"You let Gadreel possess me!" Sam gave a hard thrust with his hips, and Dean suddenly stopped caring about either one of them turning over. He gripped Sam's shoulders and ground against him, drawing another moan from Sam which he answered with his own. They stopped wrestling and started writhing, thrusting against warm skin and hard muscle. Dean's fingers tangled in Sam's hair, and Sam's fingers left deeps scratches in Dean's shoulder.

"You let Lucifer possess you," Dean growled, aware that the closets were being flung open and all the things inside them were spilling out. He was exhilarated by the fact that it didn't seem to matter.

"Which one of us has the Mark of Cain?" Sam grunted with another hard thrust.

"At least I'm not a werewolf fucker."

"At least I was never a vampire."

"This from the guy who's afraid of clowns."

"Better than being afraid of airplanes!"

"Fuck!" Dean cried, losing the thread of the argument in the intensity of the sensations. He rubbed hard against Sam's solid stomach, muscles clenching throughout his whole body. A few more growling thrusts from his brother sent him over the edge and he came hard, sticky spurts of liquid spattering on their skin and pressing between them. Sam was right behind him, his fingers digging hard into Dean's back as he moaned in pleasure.

For a moment the two of them arched together, bodies straining to be impossibly closer, and then they finally collapsed, Sam's weight heavy on top of Dean, pressing him back into the mattress. They stayed there together for several long minutes, breathing hard as they came down from their high. Then Sam dropped his head into the crook of Dean's neck and breathed deeply before rolling off of him.

Dean stared at the ceiling, suddenly feeling awkward. Because . . . of what they were . . . and all this. But next to him, Sam was relaxed and content. Dean didn't even have to look at him to know it. He could feel it, the absence of the tension that had slowly been growing thicker for years. He decided that he preferred awkwardness to tension.

"So . . . what now?" he asked.

Sam leaned over the side of the bed and grabbed his T-shirt, wiping himself up with it and then tossing it to Dean. "Now you get over yourself and let me fuck your ass."

"Me? Hell no. You first."

"Why do I have to go first?"

"Because I called it," Dean said, and answered Sam's arched eyebrow with a wide grin.

"You called it? You can't call being on top."

"Sure I can. I call top! See?"

Sam narrowed his eyes. "You bottom first and I'll get you pie every day for a week."

Pie. Pie. That was tempting. And it wasn't like he was agreeing to be on bottom forever. Just the first time.

"What kind of pie?"

"Whatever kind you want."


"Whatever you want."

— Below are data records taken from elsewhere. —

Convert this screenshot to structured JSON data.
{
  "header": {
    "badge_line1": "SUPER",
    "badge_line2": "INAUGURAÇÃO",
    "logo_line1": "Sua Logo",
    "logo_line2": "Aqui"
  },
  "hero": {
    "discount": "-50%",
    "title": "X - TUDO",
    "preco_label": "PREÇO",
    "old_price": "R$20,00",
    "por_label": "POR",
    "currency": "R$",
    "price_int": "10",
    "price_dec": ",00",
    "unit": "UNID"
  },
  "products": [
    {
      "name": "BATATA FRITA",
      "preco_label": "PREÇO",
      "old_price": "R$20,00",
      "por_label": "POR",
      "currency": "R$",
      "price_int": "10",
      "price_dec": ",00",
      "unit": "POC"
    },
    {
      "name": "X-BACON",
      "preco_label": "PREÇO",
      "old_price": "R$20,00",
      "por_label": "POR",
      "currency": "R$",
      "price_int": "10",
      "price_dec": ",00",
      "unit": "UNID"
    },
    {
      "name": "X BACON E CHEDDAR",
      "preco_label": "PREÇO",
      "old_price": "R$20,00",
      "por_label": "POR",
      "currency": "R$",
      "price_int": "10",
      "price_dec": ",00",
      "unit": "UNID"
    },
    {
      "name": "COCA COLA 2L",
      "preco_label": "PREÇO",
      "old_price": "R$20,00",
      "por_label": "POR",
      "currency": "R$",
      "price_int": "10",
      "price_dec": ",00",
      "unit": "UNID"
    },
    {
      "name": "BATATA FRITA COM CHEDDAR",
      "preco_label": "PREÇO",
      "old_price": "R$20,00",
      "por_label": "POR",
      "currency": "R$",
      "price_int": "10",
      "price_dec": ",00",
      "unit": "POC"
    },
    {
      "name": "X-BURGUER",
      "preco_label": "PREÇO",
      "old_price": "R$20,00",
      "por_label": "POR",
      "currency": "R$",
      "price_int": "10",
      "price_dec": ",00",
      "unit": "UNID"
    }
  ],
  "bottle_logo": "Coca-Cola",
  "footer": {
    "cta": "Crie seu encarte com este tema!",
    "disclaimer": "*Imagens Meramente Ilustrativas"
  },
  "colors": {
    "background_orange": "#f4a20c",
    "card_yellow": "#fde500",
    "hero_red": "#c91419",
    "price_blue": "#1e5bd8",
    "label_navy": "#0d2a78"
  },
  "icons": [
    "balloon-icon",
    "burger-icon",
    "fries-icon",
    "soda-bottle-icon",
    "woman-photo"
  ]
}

Dean tried not to smile. Because Sam was staying, Sam wanted him, and pie. All he wanted to do was smile, but he would lose his edge if he gave away how happy he was.

"Two weeks, and we don't eat at any of those pansy-ass organic soy wheatgrass places for a month."

Sam smirked. "Deal. Bitch."

Dean threw his shirt back at him. "Whatever." He pushed himself off of the bed and started searching through the clothes on the floor for his underwear. "We need to get back to work. There might be a trio of sirens in town, and I'm pretty sure the Impala is possessed."